Scan the entries for the word "kind" and return every line that has it.

(Records excerpted from a collection)
········
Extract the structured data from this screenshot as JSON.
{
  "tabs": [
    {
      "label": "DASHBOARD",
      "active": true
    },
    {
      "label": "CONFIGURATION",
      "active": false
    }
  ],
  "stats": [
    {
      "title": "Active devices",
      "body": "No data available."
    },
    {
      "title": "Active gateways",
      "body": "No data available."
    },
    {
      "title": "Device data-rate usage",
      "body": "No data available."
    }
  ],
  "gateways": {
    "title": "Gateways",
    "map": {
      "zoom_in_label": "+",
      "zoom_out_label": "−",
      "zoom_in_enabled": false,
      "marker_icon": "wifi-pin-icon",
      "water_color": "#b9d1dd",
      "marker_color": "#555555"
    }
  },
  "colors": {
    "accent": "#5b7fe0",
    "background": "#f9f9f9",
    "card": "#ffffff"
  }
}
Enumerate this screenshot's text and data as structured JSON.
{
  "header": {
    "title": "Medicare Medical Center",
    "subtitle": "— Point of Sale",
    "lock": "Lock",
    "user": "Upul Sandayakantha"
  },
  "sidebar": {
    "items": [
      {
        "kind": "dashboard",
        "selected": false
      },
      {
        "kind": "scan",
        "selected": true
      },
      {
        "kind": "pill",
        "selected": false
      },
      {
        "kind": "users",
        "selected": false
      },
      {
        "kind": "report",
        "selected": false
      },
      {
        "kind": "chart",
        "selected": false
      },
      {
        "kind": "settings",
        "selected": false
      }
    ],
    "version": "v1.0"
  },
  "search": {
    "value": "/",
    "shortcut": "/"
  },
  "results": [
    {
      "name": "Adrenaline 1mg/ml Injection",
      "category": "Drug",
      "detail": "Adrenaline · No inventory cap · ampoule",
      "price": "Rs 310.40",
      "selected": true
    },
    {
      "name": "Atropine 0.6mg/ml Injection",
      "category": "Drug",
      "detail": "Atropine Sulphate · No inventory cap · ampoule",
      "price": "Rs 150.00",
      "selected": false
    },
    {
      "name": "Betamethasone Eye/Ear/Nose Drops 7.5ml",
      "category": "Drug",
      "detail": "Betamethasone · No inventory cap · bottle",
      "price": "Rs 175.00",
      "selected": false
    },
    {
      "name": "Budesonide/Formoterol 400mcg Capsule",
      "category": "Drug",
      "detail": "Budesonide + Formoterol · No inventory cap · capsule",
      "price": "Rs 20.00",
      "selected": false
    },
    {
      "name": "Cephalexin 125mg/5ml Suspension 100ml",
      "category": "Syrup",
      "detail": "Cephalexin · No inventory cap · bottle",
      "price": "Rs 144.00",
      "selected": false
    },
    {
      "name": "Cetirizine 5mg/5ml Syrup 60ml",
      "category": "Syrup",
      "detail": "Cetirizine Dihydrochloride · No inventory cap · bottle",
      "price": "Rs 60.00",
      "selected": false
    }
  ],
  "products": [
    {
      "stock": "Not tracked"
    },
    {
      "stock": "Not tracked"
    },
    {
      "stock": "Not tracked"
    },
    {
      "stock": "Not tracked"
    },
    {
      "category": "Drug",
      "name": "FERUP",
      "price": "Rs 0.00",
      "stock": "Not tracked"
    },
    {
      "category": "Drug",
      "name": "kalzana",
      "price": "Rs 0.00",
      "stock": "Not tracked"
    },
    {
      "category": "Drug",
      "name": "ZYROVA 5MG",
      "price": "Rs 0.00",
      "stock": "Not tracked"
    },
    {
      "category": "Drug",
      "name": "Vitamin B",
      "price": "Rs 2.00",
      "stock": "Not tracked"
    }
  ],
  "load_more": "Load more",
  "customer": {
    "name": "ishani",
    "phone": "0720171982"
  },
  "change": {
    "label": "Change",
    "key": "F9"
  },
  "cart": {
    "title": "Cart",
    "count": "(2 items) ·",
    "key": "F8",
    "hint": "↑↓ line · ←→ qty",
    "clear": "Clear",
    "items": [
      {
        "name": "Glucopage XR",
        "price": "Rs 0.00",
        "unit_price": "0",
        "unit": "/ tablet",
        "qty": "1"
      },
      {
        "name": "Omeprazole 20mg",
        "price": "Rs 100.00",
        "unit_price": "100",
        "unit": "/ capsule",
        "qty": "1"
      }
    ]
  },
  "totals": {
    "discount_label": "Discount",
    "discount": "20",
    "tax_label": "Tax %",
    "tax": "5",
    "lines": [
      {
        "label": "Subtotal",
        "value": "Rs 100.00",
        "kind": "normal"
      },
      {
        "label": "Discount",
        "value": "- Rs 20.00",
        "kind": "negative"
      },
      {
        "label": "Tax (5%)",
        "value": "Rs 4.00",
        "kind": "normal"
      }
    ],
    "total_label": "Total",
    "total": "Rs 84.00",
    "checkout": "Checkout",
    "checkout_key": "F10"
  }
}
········
### Response box
        "kind": "dashboard",
        "kind": "scan",
        "kind": "pill",
        "kind": "users",
        "kind": "report",
        "kind": "chart",
        "kind": "settings",
        "kind": "normal"
        "kind": "negative"
        "kind": "normal"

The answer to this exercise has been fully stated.